* **SUPPLIED MATERIAL**:
************
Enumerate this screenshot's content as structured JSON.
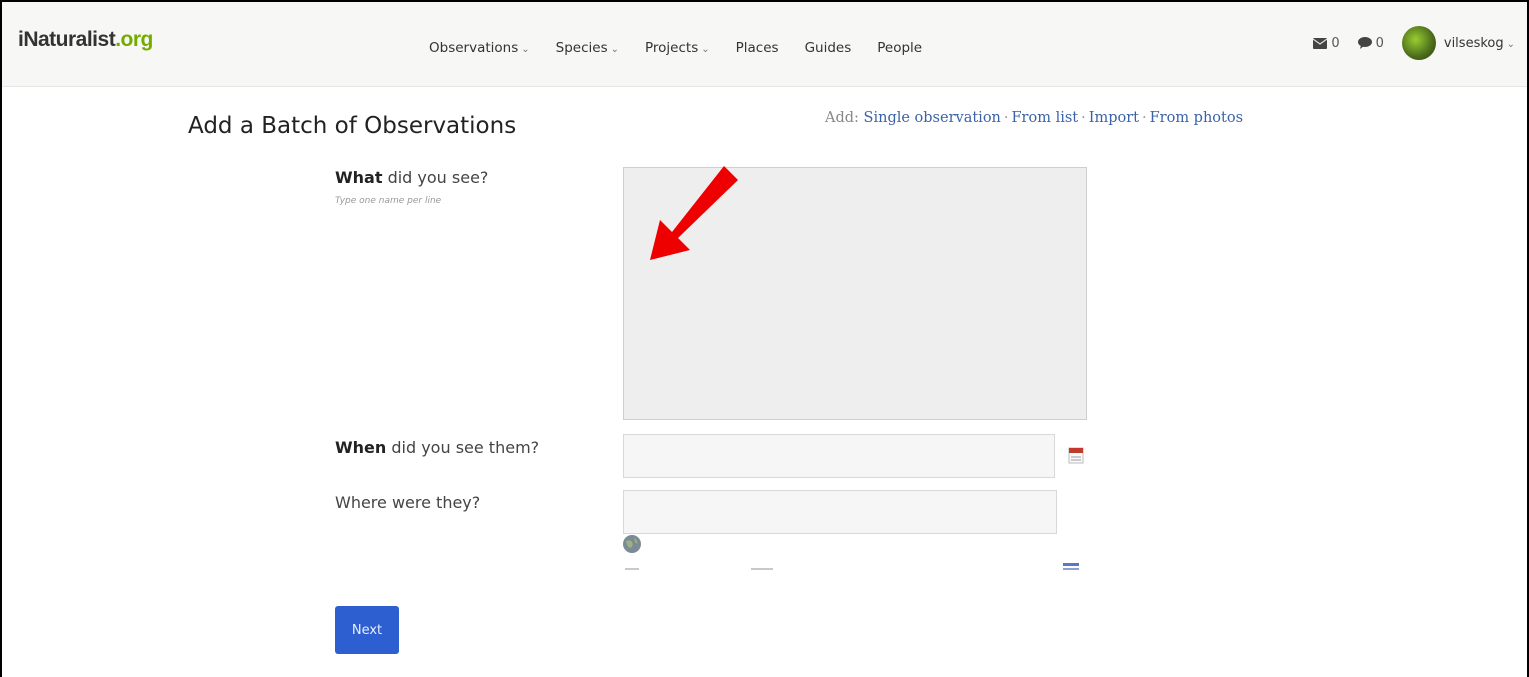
{
  "header": {
    "logo_brand": "iNaturalist",
    "logo_tld": ".org",
    "nav": [
      {
        "label": "Observations",
        "has_dropdown": true
      },
      {
        "label": "Species",
        "has_dropdown": true
      },
      {
        "label": "Projects",
        "has_dropdown": true
      },
      {
        "label": "Places",
        "has_dropdown": false
      },
      {
        "label": "Guides",
        "has_dropdown": false
      },
      {
        "label": "People",
        "has_dropdown": false
      }
    ],
    "messages_count": "0",
    "comments_count": "0",
    "username": "vilseskog"
  },
  "page": {
    "title": "Add a Batch of Observations",
    "add_prefix": "Add:",
    "add_links": [
      "Single observation",
      "From list",
      "Import",
      "From photos"
    ]
  },
  "form": {
    "what_bold": "What",
    "what_rest": " did you see?",
    "what_hint": "Type one name per line",
    "what_value": "",
    "when_bold": "When",
    "when_rest": " did you see them?",
    "when_value": "",
    "where_label": "Where were they?",
    "where_value": "",
    "next_button": "Next"
  },
  "colors": {
    "brand_green": "#74ac00",
    "link_blue": "#3b62a8",
    "button_blue": "#2d5fd0",
    "annotation_arrow": "#ee0000"
  },
  "icons": [
    "envelope-icon",
    "speech-bubble-icon",
    "calendar-icon",
    "globe-icon",
    "chevron-down-icon"
  ]
}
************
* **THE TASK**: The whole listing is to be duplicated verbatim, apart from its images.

* **ANSWER TO THE EXERCISE**:
Enumerate this screenshot's content as structured JSON.
{
  "header": {
    "logo_brand": "iNaturalist",
    "logo_tld": ".org",
    "nav": [
      {
        "label": "Observations",
        "has_dropdown": true
      },
      {
        "label": "Species",
        "has_dropdown": true
      },
      {
        "label": "Projects",
        "has_dropdown": true
      },
      {
        "label": "Places",
        "has_dropdown": false
      },
      {
        "label": "Guides",
        "has_dropdown": false
      },
      {
        "label": "People",
        "has_dropdown": false
      }
    ],
    "messages_count": "0",
    "comments_count": "0",
    "username": "vilseskog"
  },
  "page": {
    "title": "Add a Batch of Observations",
    "add_prefix": "Add:",
    "add_links": [
      "Single observation",
      "From list",
      "Import",
      "From photos"
    ]
  },
  "form": {
    "what_bold": "What",
    "what_rest": " did you see?",
    "what_hint": "Type one name per line",
    "what_value": "",
    "when_bold": "When",
    "when_rest": " did you see them?",
    "when_value": "",
    "where_label": "Where were they?",
    "where_value": "",
    "next_button": "Next"
  },
  "colors": {
    "brand_green": "#74ac00",
    "link_blue": "#3b62a8",
    "button_blue": "#2d5fd0",
    "annotation_arrow": "#ee0000"
  },
  "icons": [
    "envelope-icon",
    "speech-bubble-icon",
    "calendar-icon",
    "globe-icon",
    "chevron-down-icon"
  ]
}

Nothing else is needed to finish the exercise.